Jockey Club name: Blue Cash
Sire: Mountain Magic, Damn: Turquoise Promise
Bred right here in Albuquerque, NM by Joe and Tillie Cordova
Mr. March is my very own baby, George. Aka Mister President. How did he get such a regal name you ask? He came with the name Cloud, and before that it was Gandolf. But the moment we saw him we started calling him George. Before we bought him, before we even rode him, he was George. It just came natural. As for Mister President, well, I'm a West Wing fan. I lived in DC for years and used to be a political buff. And he kind of looks like George Washington. It's the nose, and gray hair.
George was bred for the track right here in Albuquerque, NM by Joe and Tillie Cordova. When he was young, the Cordova's downsized their business and sent him to a sales barn. From there is hopped around, going through at least three other owners/sales barns before he was purchased from a sales barn in Los Lunas, NM and ended up as someone's baby. But she had human babies and after two years of being unable to really ride him she sold him to me. He never did make it to the racetrack.
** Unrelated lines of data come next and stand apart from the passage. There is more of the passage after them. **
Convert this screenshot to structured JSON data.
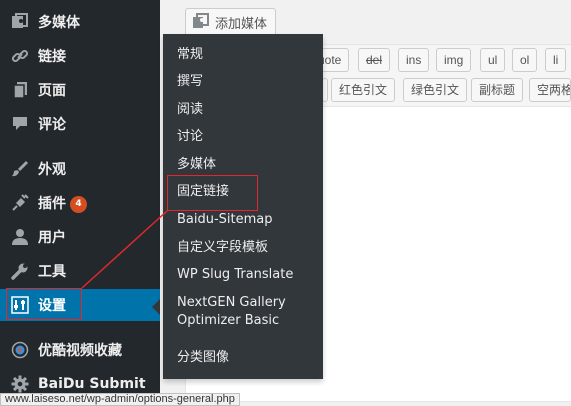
{
  "sidebar": {
    "items": [
      {
        "label": "多媒体",
        "icon": "media-icon"
      },
      {
        "label": "链接",
        "icon": "link-icon"
      },
      {
        "label": "页面",
        "icon": "page-icon"
      },
      {
        "label": "评论",
        "icon": "comment-icon"
      },
      {
        "label": "外观",
        "icon": "brush-icon"
      },
      {
        "label": "插件",
        "icon": "plugin-icon",
        "badge": "4"
      },
      {
        "label": "用户",
        "icon": "user-icon"
      },
      {
        "label": "工具",
        "icon": "wrench-icon"
      },
      {
        "label": "设置",
        "icon": "settings-icon",
        "current": true
      },
      {
        "label": "优酷视频收藏",
        "icon": "video-icon"
      },
      {
        "label": "BaiDu Submit",
        "icon": "gear-icon"
      }
    ]
  },
  "editor": {
    "add_media_label": "添加媒体",
    "quicktags_row1": [
      "uote",
      "del",
      "ins",
      "img",
      "ul",
      "ol",
      "li"
    ],
    "quicktags_row2": [
      "红色引文",
      "绿色引文",
      "副标题",
      "空两格"
    ]
  },
  "flyout": {
    "items": [
      "常规",
      "撰写",
      "阅读",
      "讨论",
      "多媒体",
      "固定链接",
      "Baidu-Sitemap",
      "自定义字段模板",
      "WP Slug Translate",
      "NextGEN Gallery Optimizer Basic",
      "分类图像"
    ]
  },
  "annotation_color": "#e0282c",
  "status_url": "www.laiseso.net/wp-admin/options-general.php"
}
We found George on Craigslist. I was half looking for myself, and half looking for a friend. Because really, I couldn't (can't) afford a horse. I loved the way he looked. The next day my friend Dana and I went to see him. When I tried to clean out his back foot he kicked he. Not a powerful I-will-kill-you cow kick, but a don't-do-that-again kick. He got my hip and left a nasty bruise. I didn't try to pick out his foot again. He knew how to walk, trot and canter under saddle. He was forward and carried himself light in the forehand. And barn sour. So very barn sour. Dana encouraged me to buy him on the spot. But I wasn't willing to commit without Laurie's opinion. So the next day we brought Laurie back.
Want to see a video? Here is Laurie trying him. Notice how well he jumps. As in he doesn't. He has absolutely no idea that he is supposed to pick his feet up.
First ride, he jigged the entire time. It took a week before he stopped trying to drag me out of the gate. He couldn't maintain the canter for more than a dozen strides. After a few weeks I went on vacation and left him with Laurie and Dana. When I came back he could jump. And you could pick up his back feet without him kicking. I don't know what they did, but I'm glad they did it.
It quickly became apparent that someone had invested some time starting George. He knew how to carry himself, to frame, canter on both leads. He half-passed, side-passed and could do a turn on the forehand. He took to jumping like a duck to water. We had to be careful or we would jump when we didn't intend to. To this day he still have never looked twice at a fence. He's stopped three times. Twice I deserved it.
Here he is after three months. Pretty amazing change, right? We discovered he had a natural lead change and would often change without being asked. Our winter plan was perfect that lead change and show in the spring in the baby greens.
After one chiropractic session George was a new horse. I have never seen such a change in an animal. Both in his movement and personality. For a whole week he was awesome. Then he hurt his stifle in turnout. And had a month of stall rest and hand-walking. When he was sound, we had a whole new miserable George under saddle. Turns out being in a stall gave George an ulcer. Now he's back to living out, getting bit up by the pony next door and easing back into work.